WHAT THIS TASK INVOLVES:
Among the entries that follow, tally the lines with the string "options". Give no more than the number.
○ ○ ○ ○ ○ ○ ○
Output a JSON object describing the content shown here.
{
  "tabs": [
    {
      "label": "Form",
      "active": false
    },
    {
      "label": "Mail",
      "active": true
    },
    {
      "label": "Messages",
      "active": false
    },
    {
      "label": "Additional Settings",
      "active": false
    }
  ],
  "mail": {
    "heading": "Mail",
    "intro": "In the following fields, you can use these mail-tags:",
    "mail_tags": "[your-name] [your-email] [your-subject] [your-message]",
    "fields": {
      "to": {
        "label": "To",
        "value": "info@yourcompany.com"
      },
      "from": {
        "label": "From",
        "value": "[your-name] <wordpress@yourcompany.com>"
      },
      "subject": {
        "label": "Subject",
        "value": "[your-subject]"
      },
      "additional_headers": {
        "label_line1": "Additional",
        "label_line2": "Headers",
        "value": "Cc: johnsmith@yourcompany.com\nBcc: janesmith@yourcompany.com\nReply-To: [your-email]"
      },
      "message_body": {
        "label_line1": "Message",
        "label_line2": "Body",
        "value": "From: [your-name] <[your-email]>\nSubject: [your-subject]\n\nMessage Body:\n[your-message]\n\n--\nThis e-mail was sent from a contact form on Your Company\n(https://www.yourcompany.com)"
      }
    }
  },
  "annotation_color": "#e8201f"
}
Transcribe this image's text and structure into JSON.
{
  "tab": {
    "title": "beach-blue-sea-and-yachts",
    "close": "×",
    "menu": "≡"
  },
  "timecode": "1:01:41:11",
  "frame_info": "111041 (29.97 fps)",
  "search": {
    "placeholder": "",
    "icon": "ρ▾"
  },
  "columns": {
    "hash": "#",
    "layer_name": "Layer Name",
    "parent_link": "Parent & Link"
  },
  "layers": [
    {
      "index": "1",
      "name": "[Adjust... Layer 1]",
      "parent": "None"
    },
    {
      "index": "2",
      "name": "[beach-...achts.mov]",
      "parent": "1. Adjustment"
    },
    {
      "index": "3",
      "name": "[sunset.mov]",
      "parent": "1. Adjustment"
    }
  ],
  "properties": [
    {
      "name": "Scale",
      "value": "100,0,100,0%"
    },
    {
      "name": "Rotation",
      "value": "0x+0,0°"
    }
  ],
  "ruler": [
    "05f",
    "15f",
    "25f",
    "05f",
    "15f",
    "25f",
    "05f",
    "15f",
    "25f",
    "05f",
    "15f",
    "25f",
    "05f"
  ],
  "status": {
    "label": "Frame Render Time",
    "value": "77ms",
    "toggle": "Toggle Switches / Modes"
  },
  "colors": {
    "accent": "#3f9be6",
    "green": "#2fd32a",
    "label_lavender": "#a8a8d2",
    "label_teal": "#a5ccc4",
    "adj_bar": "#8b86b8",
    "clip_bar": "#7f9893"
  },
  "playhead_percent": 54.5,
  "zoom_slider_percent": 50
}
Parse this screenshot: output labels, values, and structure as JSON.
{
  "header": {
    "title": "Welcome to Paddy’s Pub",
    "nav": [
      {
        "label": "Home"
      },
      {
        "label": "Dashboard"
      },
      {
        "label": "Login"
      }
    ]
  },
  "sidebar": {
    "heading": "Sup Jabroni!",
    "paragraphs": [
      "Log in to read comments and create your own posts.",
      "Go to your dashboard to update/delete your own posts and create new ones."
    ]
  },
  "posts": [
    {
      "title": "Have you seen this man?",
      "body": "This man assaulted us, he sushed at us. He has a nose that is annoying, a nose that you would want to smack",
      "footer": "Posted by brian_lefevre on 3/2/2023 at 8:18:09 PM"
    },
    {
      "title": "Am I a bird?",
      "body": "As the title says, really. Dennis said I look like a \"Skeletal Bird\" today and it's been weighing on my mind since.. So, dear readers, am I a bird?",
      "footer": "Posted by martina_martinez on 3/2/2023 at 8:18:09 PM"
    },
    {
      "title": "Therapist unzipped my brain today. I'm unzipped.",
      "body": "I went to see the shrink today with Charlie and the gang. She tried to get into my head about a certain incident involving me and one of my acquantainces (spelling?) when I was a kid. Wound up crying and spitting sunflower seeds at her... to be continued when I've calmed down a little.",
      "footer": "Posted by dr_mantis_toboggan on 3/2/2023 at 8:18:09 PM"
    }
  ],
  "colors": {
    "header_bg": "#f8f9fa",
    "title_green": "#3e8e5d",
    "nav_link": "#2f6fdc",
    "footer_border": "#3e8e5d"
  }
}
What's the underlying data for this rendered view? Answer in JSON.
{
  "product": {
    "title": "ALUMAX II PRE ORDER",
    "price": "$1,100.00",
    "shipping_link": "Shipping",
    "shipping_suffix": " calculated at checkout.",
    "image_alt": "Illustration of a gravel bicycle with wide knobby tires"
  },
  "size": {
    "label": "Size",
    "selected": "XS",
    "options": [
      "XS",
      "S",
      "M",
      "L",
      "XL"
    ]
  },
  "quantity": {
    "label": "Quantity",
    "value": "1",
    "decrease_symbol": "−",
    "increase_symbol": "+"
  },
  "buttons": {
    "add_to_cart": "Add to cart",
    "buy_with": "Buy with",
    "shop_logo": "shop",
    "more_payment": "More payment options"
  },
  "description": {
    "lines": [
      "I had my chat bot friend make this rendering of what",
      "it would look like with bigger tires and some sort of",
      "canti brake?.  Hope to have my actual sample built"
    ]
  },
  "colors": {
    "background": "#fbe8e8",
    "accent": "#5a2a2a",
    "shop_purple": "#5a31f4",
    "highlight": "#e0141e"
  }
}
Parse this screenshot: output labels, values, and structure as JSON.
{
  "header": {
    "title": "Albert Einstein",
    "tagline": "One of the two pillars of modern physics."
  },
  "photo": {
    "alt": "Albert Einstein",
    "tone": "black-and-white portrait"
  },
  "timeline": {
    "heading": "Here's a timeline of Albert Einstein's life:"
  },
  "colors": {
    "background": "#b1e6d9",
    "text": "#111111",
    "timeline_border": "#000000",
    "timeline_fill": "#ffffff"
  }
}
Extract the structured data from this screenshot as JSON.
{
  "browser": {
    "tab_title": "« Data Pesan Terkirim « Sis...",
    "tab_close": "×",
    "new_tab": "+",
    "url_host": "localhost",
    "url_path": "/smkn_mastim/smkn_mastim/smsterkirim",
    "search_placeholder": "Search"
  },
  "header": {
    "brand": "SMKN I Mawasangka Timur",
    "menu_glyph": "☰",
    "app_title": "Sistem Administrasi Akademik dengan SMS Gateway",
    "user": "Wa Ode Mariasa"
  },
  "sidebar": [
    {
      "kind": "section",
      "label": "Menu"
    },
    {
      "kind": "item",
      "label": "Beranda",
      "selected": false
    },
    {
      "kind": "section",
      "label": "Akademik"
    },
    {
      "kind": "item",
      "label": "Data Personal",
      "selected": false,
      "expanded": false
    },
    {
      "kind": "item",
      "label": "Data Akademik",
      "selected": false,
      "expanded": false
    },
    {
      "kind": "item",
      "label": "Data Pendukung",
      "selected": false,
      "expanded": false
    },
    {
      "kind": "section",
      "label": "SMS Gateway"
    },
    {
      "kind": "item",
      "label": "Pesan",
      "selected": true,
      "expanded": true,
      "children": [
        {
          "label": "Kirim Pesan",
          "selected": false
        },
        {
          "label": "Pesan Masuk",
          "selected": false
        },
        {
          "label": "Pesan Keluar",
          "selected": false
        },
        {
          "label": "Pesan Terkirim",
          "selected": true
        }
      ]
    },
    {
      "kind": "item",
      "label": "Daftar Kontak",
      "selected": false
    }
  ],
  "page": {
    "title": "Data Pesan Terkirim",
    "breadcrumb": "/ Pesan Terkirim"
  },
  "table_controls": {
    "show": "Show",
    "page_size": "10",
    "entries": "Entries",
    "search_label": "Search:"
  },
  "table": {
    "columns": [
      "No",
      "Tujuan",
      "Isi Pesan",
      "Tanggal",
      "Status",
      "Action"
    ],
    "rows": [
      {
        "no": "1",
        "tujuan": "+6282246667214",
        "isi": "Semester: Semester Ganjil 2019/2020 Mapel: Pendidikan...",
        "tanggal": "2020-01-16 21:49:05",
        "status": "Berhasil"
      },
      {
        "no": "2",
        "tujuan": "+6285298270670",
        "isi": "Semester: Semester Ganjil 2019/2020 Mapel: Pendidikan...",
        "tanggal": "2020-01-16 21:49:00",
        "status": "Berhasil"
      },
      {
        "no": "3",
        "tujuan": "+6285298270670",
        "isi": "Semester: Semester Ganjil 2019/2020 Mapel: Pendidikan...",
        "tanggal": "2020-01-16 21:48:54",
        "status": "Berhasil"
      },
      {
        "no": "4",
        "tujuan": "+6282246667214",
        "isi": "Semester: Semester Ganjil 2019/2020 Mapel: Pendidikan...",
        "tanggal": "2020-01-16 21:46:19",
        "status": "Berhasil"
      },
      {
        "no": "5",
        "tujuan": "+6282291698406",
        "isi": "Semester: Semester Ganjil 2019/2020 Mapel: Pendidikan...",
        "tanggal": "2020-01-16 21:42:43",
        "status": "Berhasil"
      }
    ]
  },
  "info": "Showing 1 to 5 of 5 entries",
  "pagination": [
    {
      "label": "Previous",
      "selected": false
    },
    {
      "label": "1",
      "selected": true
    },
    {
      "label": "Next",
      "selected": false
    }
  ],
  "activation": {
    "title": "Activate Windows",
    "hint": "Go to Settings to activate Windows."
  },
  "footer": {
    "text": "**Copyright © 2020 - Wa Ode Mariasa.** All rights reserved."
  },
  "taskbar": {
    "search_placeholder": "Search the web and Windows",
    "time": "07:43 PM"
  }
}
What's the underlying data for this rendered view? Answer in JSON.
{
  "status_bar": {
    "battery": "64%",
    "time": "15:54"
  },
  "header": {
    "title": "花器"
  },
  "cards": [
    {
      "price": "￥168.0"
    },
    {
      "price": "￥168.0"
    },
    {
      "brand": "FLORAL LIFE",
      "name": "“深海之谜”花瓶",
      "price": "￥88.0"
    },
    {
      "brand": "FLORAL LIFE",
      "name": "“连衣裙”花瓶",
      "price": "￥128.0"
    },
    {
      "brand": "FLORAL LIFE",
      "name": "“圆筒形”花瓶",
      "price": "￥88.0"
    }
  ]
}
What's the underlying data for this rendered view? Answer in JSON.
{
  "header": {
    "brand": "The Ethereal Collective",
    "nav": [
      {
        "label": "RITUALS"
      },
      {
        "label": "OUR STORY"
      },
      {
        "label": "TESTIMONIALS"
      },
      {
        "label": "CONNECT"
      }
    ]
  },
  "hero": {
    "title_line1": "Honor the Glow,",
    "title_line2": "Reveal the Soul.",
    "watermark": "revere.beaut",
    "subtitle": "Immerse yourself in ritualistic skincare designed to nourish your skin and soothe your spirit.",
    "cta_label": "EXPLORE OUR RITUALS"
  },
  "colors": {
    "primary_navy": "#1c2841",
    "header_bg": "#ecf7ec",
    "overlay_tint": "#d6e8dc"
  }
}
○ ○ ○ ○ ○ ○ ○
FINAL ANSWER:
2